Every financial mania requires suspension of disbelief, but sometimes that’s entirely rational. Early twentieth century progress in cars and late twentieth century progress in computers were both literally unbelievable to anyone who watched them happen at the time. As it turns out, sometimes the intersection of finance and technology implies a double negative: when two industries producing complementary products embrace a shared irrational delusion, the delusion comes true.
This paper titled Bubbles and the Value of Innovation comes to the same conclusion:
A historical episode offers an illustration of our model. In 1686, William Phips secured funding in England from the Second Duke of Albemarle and his syndicate to search for sunken Spanish ships in the Bahamas.4He found 34tons of treasure, yielding large returns to his investors. This successful expedition generated considerable speculation around treasure-hunting technology.The speculation was accompanied by a large spike in patenting activity for the time, with 17 patents for ways to recover underwater bounty registered between1691 and 1693. Based on these innovations, numerous firms were introduced on equity markets and raised large amounts of capital despite competing for what was clearly a small pool of treasures. These high valuations were consistent with our notion of high market-based value that is unaffected by competitive spillovers in the presence of speculation. The boom was so large that it is sometimes credited for the emergence of developed equity markets in England
Having said that, don’t get cocky reading this and start investing in speculative stocks, assets or other trinkets and baubles. Because 99% of the times, you’ll end up with worthless delisted stocks in your demat. And the worst part is, you can’t even close your demat account, if you delisted stocks. You’ll keep paying AMC charges for your sins.
This ain’t that kind of movie, bruv
Remember this👆 dialogue from the movie Kingsman? This article reminded me of that. When people take on a huge corporation, they mostly end up dead in the movies. But killing people who take on corporations is a little, just a little hard in real-life. I mean, corporations probably do kill people who cross them but not as many as the movies, or at least I hope so.

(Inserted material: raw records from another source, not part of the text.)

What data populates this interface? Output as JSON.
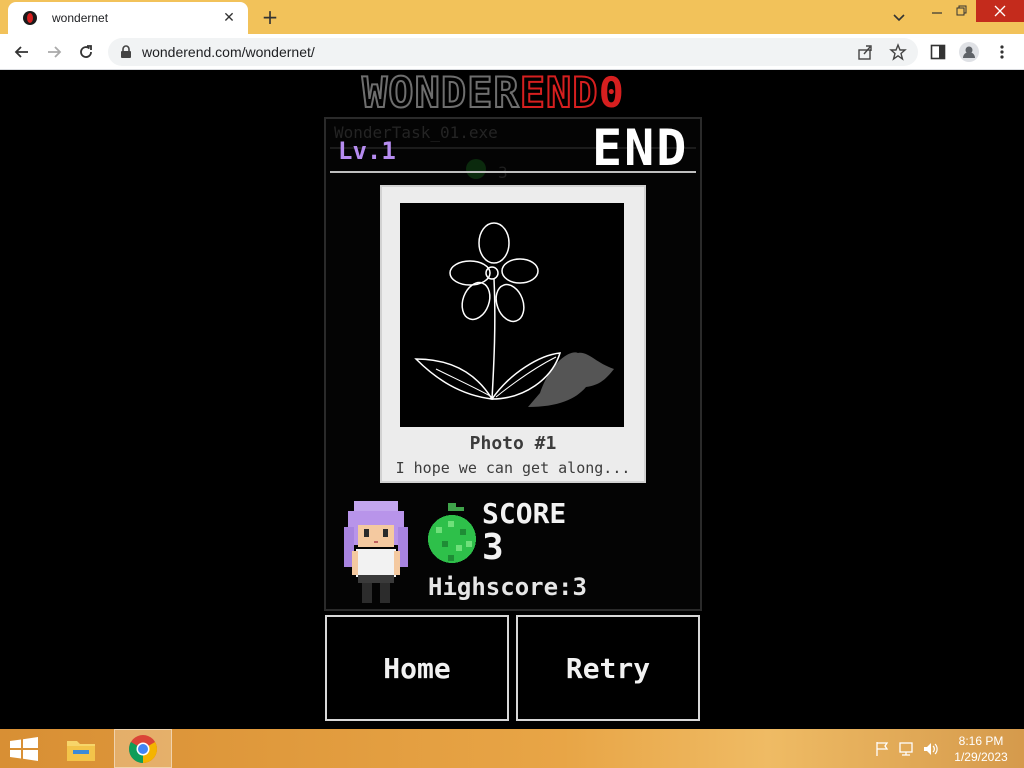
{
  "browser": {
    "tab_title": "wondernet",
    "tab_close_glyph": "✕",
    "new_tab_glyph": "+",
    "url": "wonderend.com/wondernet/",
    "accent_color": "#f2c25a",
    "close_button_color": "#c42b1c"
  },
  "game": {
    "logo_gray_text": "WONDER",
    "logo_red_text": "END",
    "logo_zero": "0",
    "ghost_title": "WonderTask_01.exe",
    "ghost_count": "3",
    "level": "Lv.1",
    "end_title": "END",
    "photo": {
      "title": "Photo #1",
      "caption": "I hope we can get along..."
    },
    "score_label": "SCORE",
    "score_value": "3",
    "highscore": "Highscore:3",
    "buttons": {
      "home": "Home",
      "retry": "Retry"
    },
    "colors": {
      "level_purple": "#b68cf0",
      "logo_red": "#d61f1f",
      "melon_green": "#2ec04a"
    }
  },
  "taskbar": {
    "time": "8:16 PM",
    "date": "1/29/2023",
    "icons": [
      "windows-start-icon",
      "file-explorer-icon",
      "chrome-icon",
      "flag-icon",
      "network-icon",
      "volume-icon"
    ]
  }
}
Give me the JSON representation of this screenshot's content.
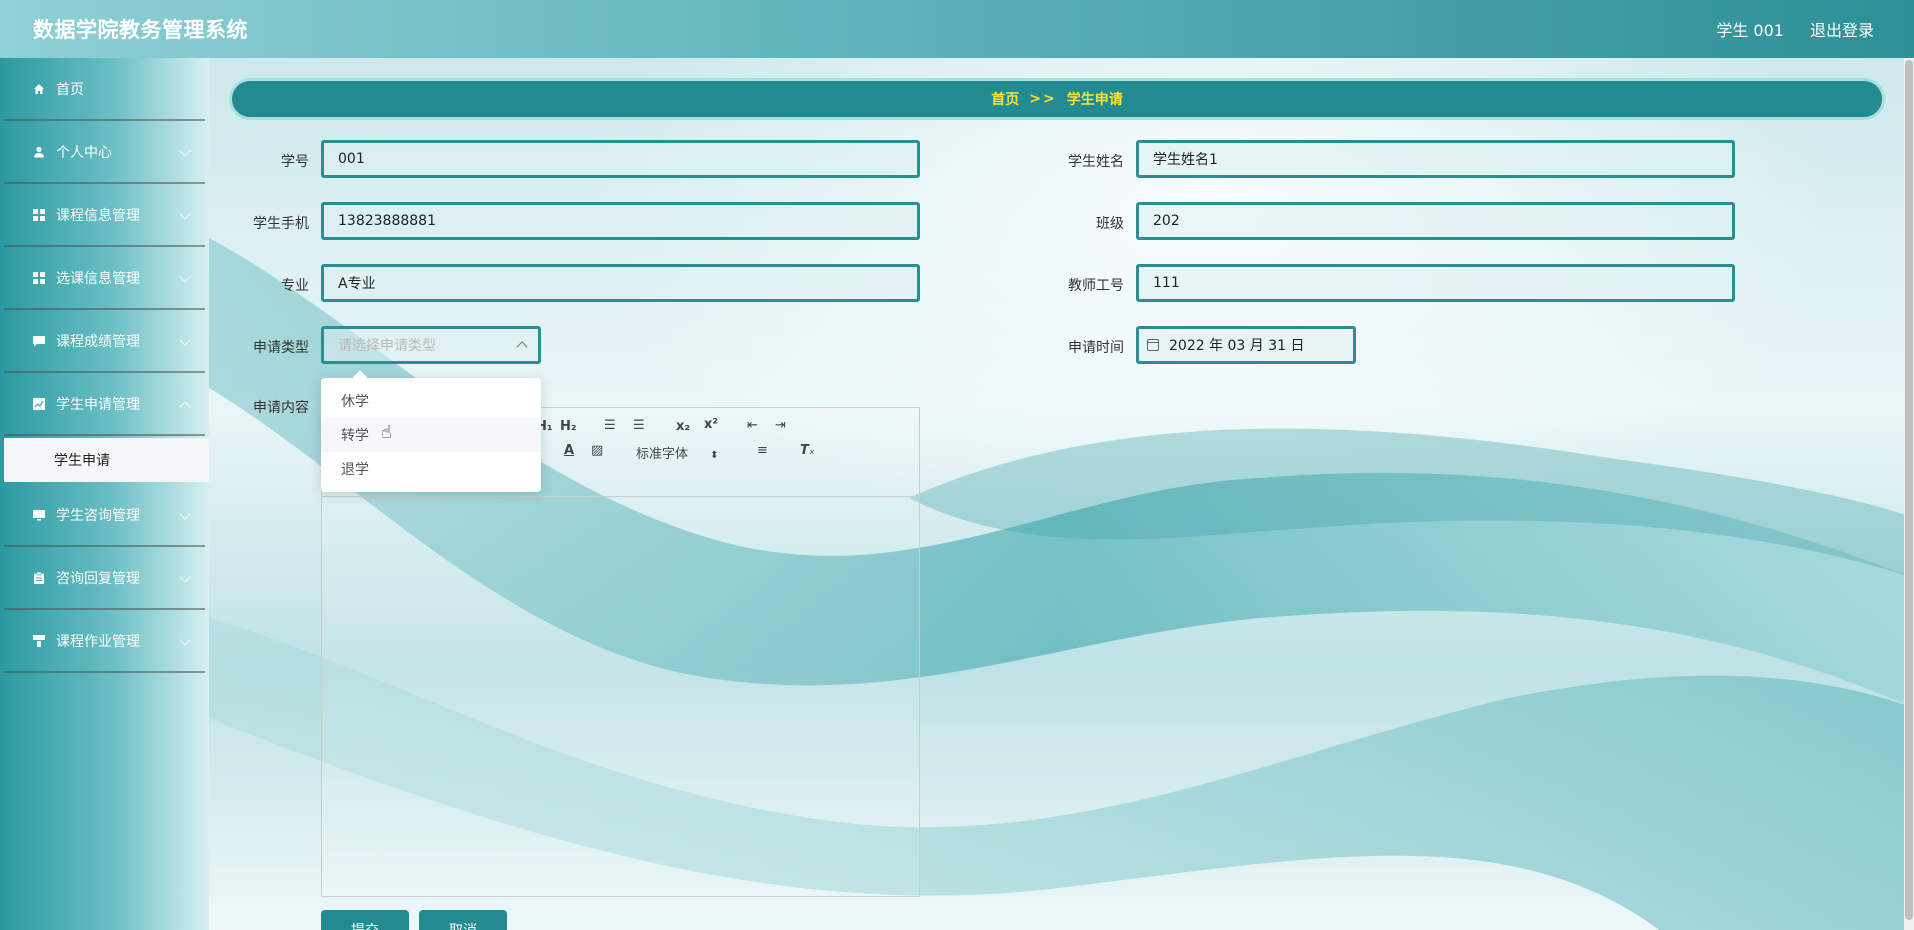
{
  "header": {
    "title": "数据学院教务管理系统",
    "user": "学生 001",
    "logout": "退出登录"
  },
  "sidebar": {
    "items": [
      {
        "label": "首页"
      },
      {
        "label": "个人中心"
      },
      {
        "label": "课程信息管理"
      },
      {
        "label": "选课信息管理"
      },
      {
        "label": "课程成绩管理"
      },
      {
        "label": "学生申请管理"
      },
      {
        "label": "学生咨询管理"
      },
      {
        "label": "咨询回复管理"
      },
      {
        "label": "课程作业管理"
      }
    ],
    "active_sub": "学生申请"
  },
  "breadcrumb": {
    "home": "首页",
    "sep": ">>",
    "current": "学生申请"
  },
  "form": {
    "student_no_label": "学号",
    "student_no": "001",
    "student_name_label": "学生姓名",
    "student_name": "学生姓名1",
    "phone_label": "学生手机",
    "phone": "13823888881",
    "class_label": "班级",
    "class": "202",
    "major_label": "专业",
    "major": "A专业",
    "teacher_no_label": "教师工号",
    "teacher_no": "111",
    "apply_type_label": "申请类型",
    "apply_type_placeholder": "请选择申请类型",
    "apply_time_label": "申请时间",
    "apply_time": "2022 年 03 月 31 日",
    "content_label": "申请内容"
  },
  "dropdown": {
    "options": [
      "休学",
      "转学",
      "退学"
    ],
    "hovered": "转学"
  },
  "editor": {
    "font_select": "标准字体"
  },
  "buttons": {
    "submit": "提交",
    "cancel": "取消"
  }
}
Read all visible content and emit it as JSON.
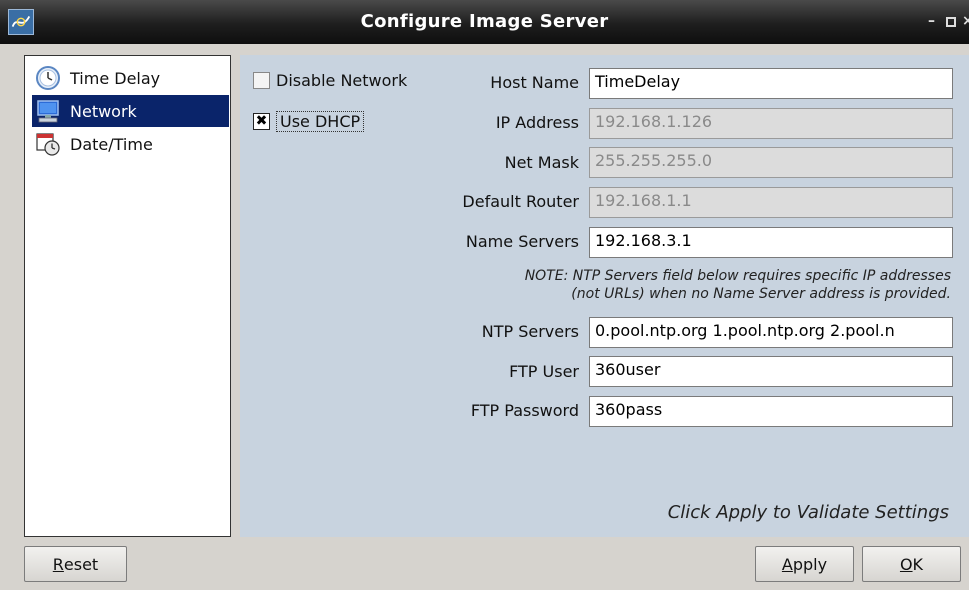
{
  "window": {
    "title": "Configure Image Server",
    "controls": {
      "minimize": "–",
      "maximize": "□",
      "close": "×"
    }
  },
  "sidebar": {
    "items": [
      {
        "label": "Time Delay",
        "icon": "clock-icon",
        "selected": false
      },
      {
        "label": "Network",
        "icon": "network-computer-icon",
        "selected": true
      },
      {
        "label": "Date/Time",
        "icon": "calendar-clock-icon",
        "selected": false
      }
    ]
  },
  "network": {
    "disable_network": {
      "label": "Disable Network",
      "checked": false
    },
    "use_dhcp": {
      "label": "Use DHCP",
      "checked": true,
      "mark": "✖"
    },
    "fields": {
      "host_name": {
        "label": "Host Name",
        "value": "TimeDelay",
        "enabled": true
      },
      "ip_address": {
        "label": "IP Address",
        "value": "192.168.1.126",
        "enabled": false
      },
      "net_mask": {
        "label": "Net Mask",
        "value": "255.255.255.0",
        "enabled": false
      },
      "default_router": {
        "label": "Default Router",
        "value": "192.168.1.1",
        "enabled": false
      },
      "name_servers": {
        "label": "Name Servers",
        "value": "192.168.3.1",
        "enabled": true
      },
      "ntp_servers": {
        "label": "NTP Servers",
        "value": "0.pool.ntp.org  1.pool.ntp.org  2.pool.n",
        "enabled": true
      },
      "ftp_user": {
        "label": "FTP User",
        "value": "360user",
        "enabled": true
      },
      "ftp_password": {
        "label": "FTP Password",
        "value": "360pass",
        "enabled": true
      }
    },
    "note_line1": "NOTE: NTP Servers field below requires specific IP addresses",
    "note_line2": "(not URLs) when no Name Server address is provided.",
    "hint": "Click Apply to Validate Settings"
  },
  "buttons": {
    "reset": {
      "mnemonic": "R",
      "rest": "eset"
    },
    "apply": {
      "mnemonic": "A",
      "rest": "pply"
    },
    "ok": {
      "mnemonic": "O",
      "rest": "K"
    }
  },
  "colors": {
    "selection": "#0a246a",
    "panel_background": "#c8d3df",
    "window_background": "#d6d3ce"
  }
}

But, if you make life tough for giant evil corporations, they have to retaliate, it’s a matter of principle for them. Because if the CEO of the company goes to a cocktail party, he can’t look like a pussy in front of other CEOs who’ve probably killed people who crossed them when they have a conversation about the total body count. Also, the bigger problem is if they don’t retaliate, we wouldn’t get movies like Erin Brockovich or The Constant Gardener. Look, don’t get me wrong. I am not proposing that companies murder people so that we get good movies. Hey evil corporation, if you’re reading this – DON’T KILL PEOPLE! KILLING IS BAD! But I’m not going to apologize for the good movies.
Here’s the profile a poor chap who won a huge case against the Oil giant Chevron which was ordered to pay $9.8 billion. Chevron probably couldn’t kill the guy, so they decided to make his life a living hell. He’s not convicted yet, but he’s been on house arrest for 589 days.
Basically, since we won the case in Ecuador, I’ve been targeted with probably the most vicious corporate counterattack in American history involving dozens of law firms, 2,000 lawyers, probably a billion-plus dollars in professional fees. All with the express purpose by Chevron to demonize me, rather than pay the Ecuador judgment that the company owes to the Indigenous peoples of the Amazon.
A gaggle of links
The relationship between equity returns and economic growth is more illusion than reality. It may make logical sense, but there is little actual data to support it.
What ails gold?
Video summary of the paper on bubbles